(INPUT Opens)
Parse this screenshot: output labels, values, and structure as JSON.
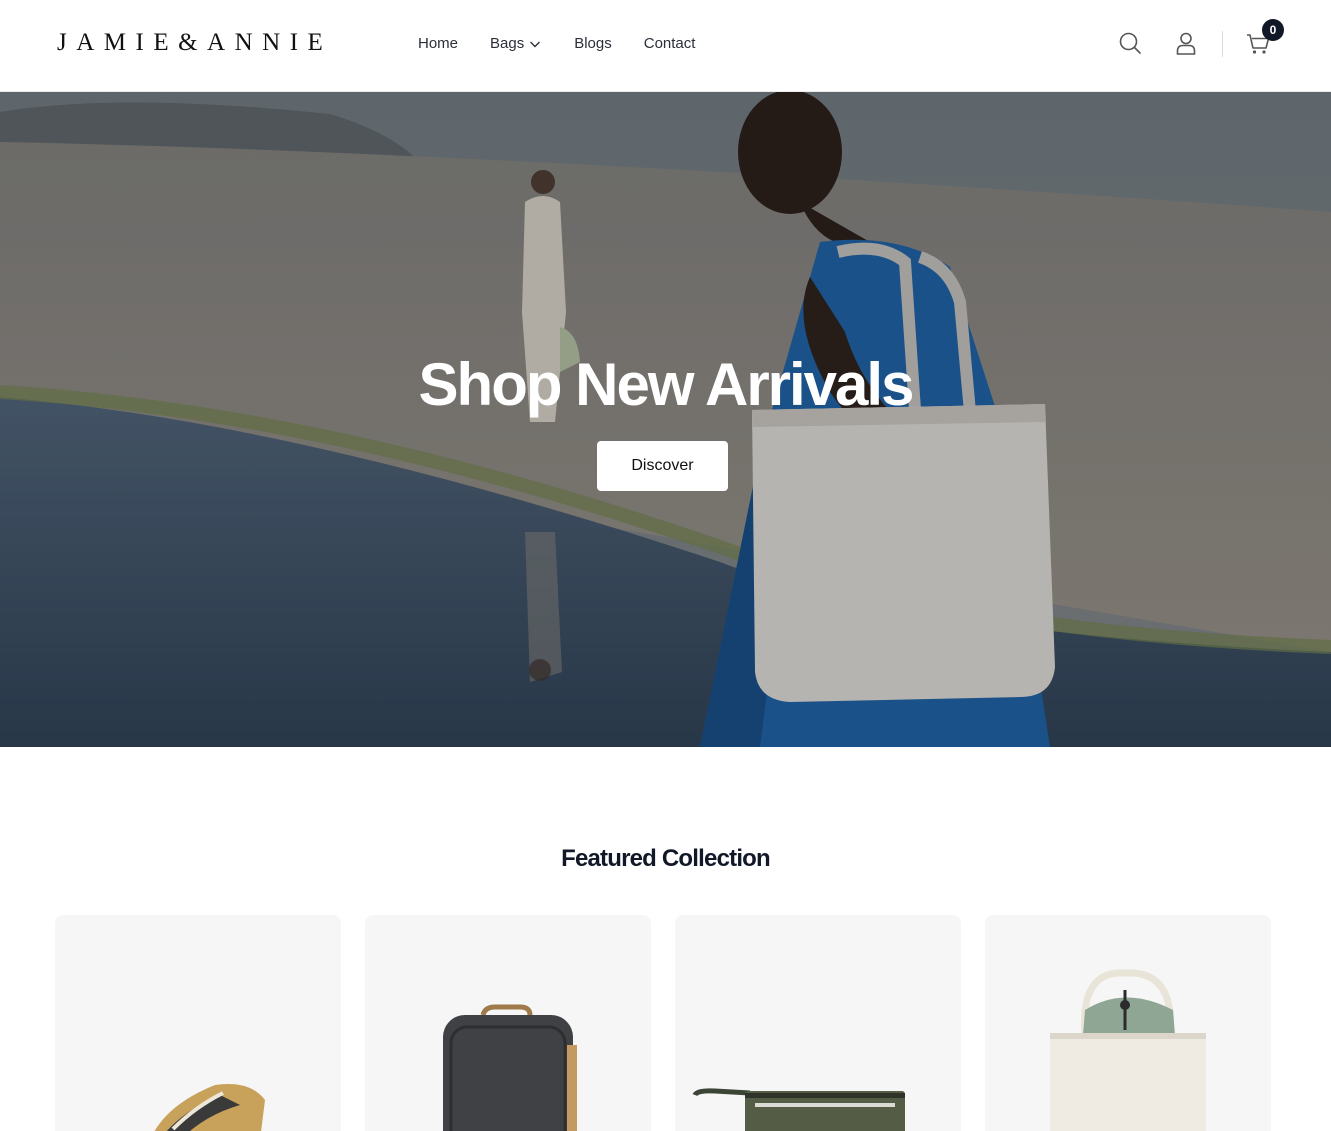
{
  "brand": {
    "logo_text": "JAMIE&ANNIE"
  },
  "nav": {
    "items": [
      {
        "label": "Home"
      },
      {
        "label": "Bags"
      },
      {
        "label": "Blogs"
      },
      {
        "label": "Contact"
      }
    ]
  },
  "header_icons": [
    "search-icon",
    "user-icon",
    "cart-icon"
  ],
  "cart": {
    "count": "0"
  },
  "hero": {
    "title": "Shop New Arrivals",
    "button_label": "Discover"
  },
  "featured": {
    "title": "Featured Collection",
    "products": [
      {
        "image": "tan-pouch-bag"
      },
      {
        "image": "charcoal-backpack"
      },
      {
        "image": "olive-clutch"
      },
      {
        "image": "cream-sage-tote"
      }
    ]
  },
  "colors": {
    "text_dark": "#111827",
    "badge": "#111827",
    "card_bg": "#f6f6f6",
    "button_bg": "#ffffff"
  }
}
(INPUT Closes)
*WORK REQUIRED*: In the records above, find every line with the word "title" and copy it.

*RESULT OF THIS EXERCISE*:
    "title": "Shop New Arrivals",
    "title": "Featured Collection",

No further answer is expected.